A revealing comment surfaced in the Russian online newspaper Vzglyad, which regularly expresses viewpoints close to those of the Russian government. According to Vzglyad’s columnist Alexander Polezhayev, a successful gambit of the tsarist administration before World War I managed to re-channel Polish nationalism against the common enemy, i.e., Germany; but that success was canceled out by mediocre Bolshevik politics after that war. “They wanted the whole of Poland to become red, but in August 1920, the Red Army was defeated near Warsaw, fled indiscriminately, and the [Polish-Soviet] state border had to be drawn not near Grodno, but [farther eastward] near Minsk. Other conditions of the ensuing peace treaty [Treaty of Riga—March 1921] made it one of the most shameful and ruinous in Russian history.” Vzglyad’s columnist underscores in Russian history, if only because “[then-Soviet leader Vladimir] Lenin drew a division line between Belarus and Russia after the war with Poland had already begun, whereas Poland was by no means fighting Belarus, it was fighting Russia.” As for Lukashenka, he opened “the historical front against Poland from the perspective of Belarusian nationalism—not ethnic, but statist. This is understandable: after all, he is the president of Belarus, and on our side of the border only hopeless romantics see him as a ‘knight of the Russian World [Russkiy Mir].’ Nevertheless, it is significant that for Minsk, the eventual designation of the common enemy in the face of Warsaw (the most anti-Belarusian and most anti-Russian capital of the European Union alike) became a reason for yet another detachment from Russia,” observes Polezhayev (Vzglyad, April 8).

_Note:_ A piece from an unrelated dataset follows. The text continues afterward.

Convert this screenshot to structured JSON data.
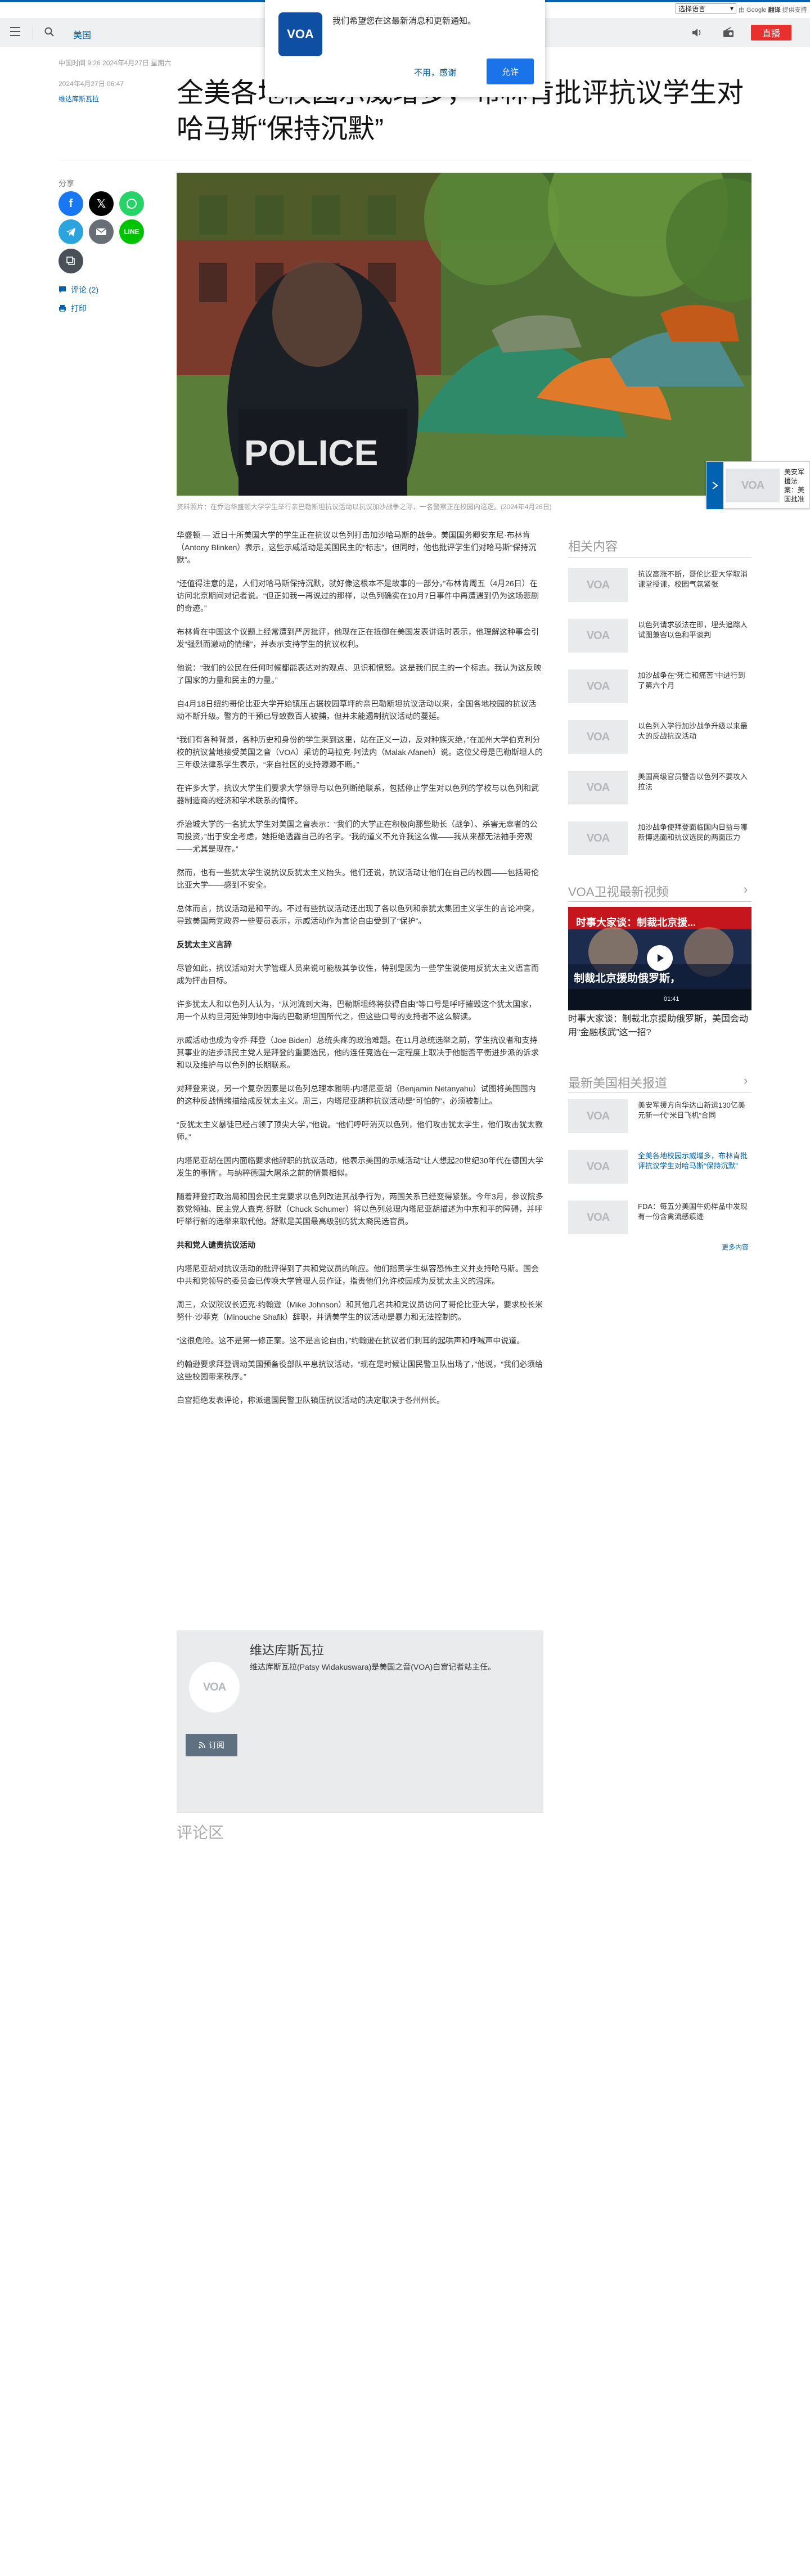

As for Belarusian-US relations, several observers express doubt that Julie Fisher who was appointed Washington’s ambassador to Belarus in December, will ever arrive in Minsk because US sanctions are likely to be unfrozen against eight enterprises of the Belneftekhim conglomerate on or after April 26. It is not that this unfreezing would harm bilateral trade. The latter is minuscule anyway: in 2020, Belarusian exports to the US amounted to just $200 million. More important is the likelihood that US sanctions will be extraterritorial in that they may penalize any company from a third country that cooperates with Belarus. “I very much doubt that the American ambassador will arrive in Belarus and the Belarusian ambassador in the USA,” remarks Pavel Matsukevich, a former Belarusian chargé d’affaires in Switzerland, now in opposition to Lukashenka. His colleague Igor Leshchenia, a one-time ambassador to Slovakia, opines that “the new American ambassador herself would not be overly desirous to leave Vilnius” for Minsk (Svaboda.org, April 7).

More comprehensive is the commentary by Dzianis Melyantsou of the Minsk Dialogue Council. Melyantsou states that, at this point, it is Minsk that is preventing Fisher’s arrival. He also recalls that in 2008, when US sanctions were first imposed, they caused a diplomatic crisis resulting in the recalling of ambassadors and radical reductions to the corresponding embassies’ staffs; the State Department even initially decided to close the US embassy in Minsk but eventually changed its mind (Carnegie.ru, April 8). To that, one might add the late Vital Silitski’s comment of May 2008 on Radio Liberty to the effect that Russian officials were palpably jealous of their Belarusian counterparts because Belarusians “managed to whup Americans” and that “Americans lost the game on all counts” since the conflict showed that their embassy in Minsk was more important to them than the Belarusian embassy in Washington was to Minsk (Grigory Ioffe, Reassessing Lukashenka, 2014, p. 95). While one may claim that, today, Lukashenka is in worse shape to play the same game as in 2008, it is worth recalling he has been underrated all along, which has nothing to do with passing moral judgment on him as a leader. Rather, it recalls Melyantsou’s argument of April 8: “Naturally, American sanctions [this time around] will not lead to the goals set for them. They will only deepen the alienation between Washington and Minsk and push the latter closer to Moscow. This would, once again, confirm that the United States does not have a strategy with regard to Belarus” (Carnegie.ru, April 8). That assertion seems difficult to argue against.